Results of this project will have direct application to the fishing industry. Long-term business planning for commercial and sport shellfish harvesters and processors will be informed by the results. The future status of commercially valuable marine invertebrate stocks is uncertain, and our project will provide valuable information on the potential outcome. In addition, stakeholders will have valuable data to help make predictions about future earnings in their fisheries or businesses. Information gathered and distributed in this project will allow stakeholders to lobby for management or legislative changes to address predicted declines in shellfish populations. Analysis of declines in commercial marine invertebrate fisheries during this project will inform that discussion. Finally, the inclusive process will increase understanding by shellfish users and the participating public of the biology of sea otters and their shellfish resources. Presentations of this work to the public will include explanations of life cycles, habitat, diet, and other basic information about the important role sea otters play in kelp forest ecosystems.
Anticipated outcomes: Researchers will use the combined collection of foraging data, studies of sea otter movement rates, historic sea otter distribution information, and local and traditional knowledge to analyze fishery impacts and create a spatial model of sea otter activities as a tool to inform long-term business planning for commercial and sport shellfish harvesters, as well as provide information for the future management of sea otters in southeast Alaska. Researchers also will reach out to coastal community residents and stakeholders through meetings and a sea otter management workshop.
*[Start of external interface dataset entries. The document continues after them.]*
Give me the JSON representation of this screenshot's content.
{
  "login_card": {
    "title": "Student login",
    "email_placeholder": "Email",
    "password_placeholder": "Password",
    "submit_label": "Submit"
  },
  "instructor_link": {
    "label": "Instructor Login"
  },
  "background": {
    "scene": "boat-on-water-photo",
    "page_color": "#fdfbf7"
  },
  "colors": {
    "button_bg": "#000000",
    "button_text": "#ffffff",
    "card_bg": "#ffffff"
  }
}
A UAF graduate student will be involved in this project and a doctoral dissertation will result as well as peer reviewed manuscripts. Additional research elements include investigations of ecological changes caused by sea otters and trends in the sea otter movements and recolonization, if additional funds became available. Researchers expect a minimum of two manuscripts to result from this proposed study, with target journals including Marine Mammal Science and Ecological Applications. Further, they will present the results of this work at the fall 2012 Alaska Chapter of the American Fisheries Society and the 14th Sea Otter Workshop scheduled in March 2013.
Hoyt, Z.N. 2015. Resource competition, space use and forage ecology of sea otters, Enhydra lutris, in southern southeast Alaska. Ph.D. dissertation, University of Alaska Fairbanks, SGT-15-01, 152 pp.
Newsome, S.D., M.T. Tinker, V.A. Gill, Z.N. Hoyt, A. Doroff, L. Nichol, and J.L. Bodkin. 2015. The interaction of intraspecific competition and habitat on individual diet specialization: A near range-wide examination of sea otters. Oecologia 178(1):45-59. https://doi.org/10.1007/s00442-015-3223-8
Larson, S.D., Z.N. Hoyt, G.L. Eckert, and V.A. Gill. 2013. Impacts of sea otter (Enhydra lutris) predation on commercially important sea cucumbers (Parastichopus californicus) in southeast Alaska. Canadian Journal of Fisheries and Aquatic Sciences 70:1498-1507. https://doi.org/10.1139/cjfas-2013-0025